I completed my PhD from the University of Glasgow titled ‘Contextualising the Cropmark Record: The timber monuments of Neolithic Scotland’ in 2009. From 2009-10 I held a short-term lectureship at the University of of Aberdeen and from 2010 have worked for Historic Environment Scotland. I am currently Aerial Survey Projects Manager at Historic Environment Scotland and Affiliate Researcher (Archaeology) at the University of Glasgow. I am co-director of the Lochbrow Landscape Project, an archaeological survey project investigating the sites and landscapes at and around Lochbrow in Dumfries and Galloway. My research interests include the Neolithic and Early Bronze Age of Scotland, timber monumentality and the use of wood to build monuments, aerial archaeology and the interpretation of cropmarks, relationships between humans and the environment in prehistory, landscape archaeology and the integration of experiential and GIS approaches. My publications cover themes of Neolithic Scotland, cropmark archaeology, experiential and landscape archaeology.
…PhD in Prehistory at the Santiago de Compostela University (Spain)….

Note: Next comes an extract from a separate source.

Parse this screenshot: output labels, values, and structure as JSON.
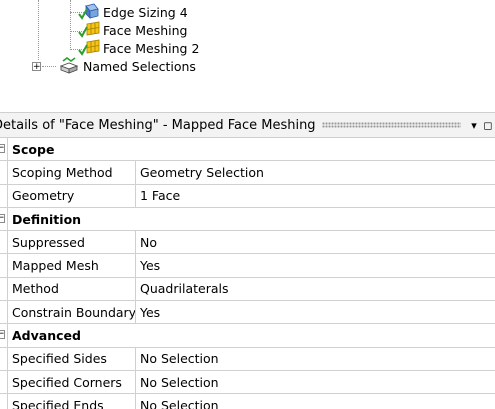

Specialist in Lithic Industry, Experimental Archaeology and Late Prehistory Rock Art. My most recent research interests are Geographic Information Systems (GRASS GIS), Statistics (R), Agent-Based Modeling (NetLogo) and their application in Archaeology. Postdoctoral researcher at the GEPN-AAT, Santiago de Compostela University (Spain). Fernand Braudel-IFER Scholar (2015) –Foundation Maison des Sciences de l’homme (Paris, France)– at the Laboratoire de Recherches Archéologiques, CNRS (UMR 6566) and at the Université de Nantes. Fulbright Visiting Scholar (2012-2014) at the School of Human Evolution and Social Change and at the Center for Social Dynamics & Complexity (Arizona State University, USA).
…Associate Professor In Prehistory And Protohistory…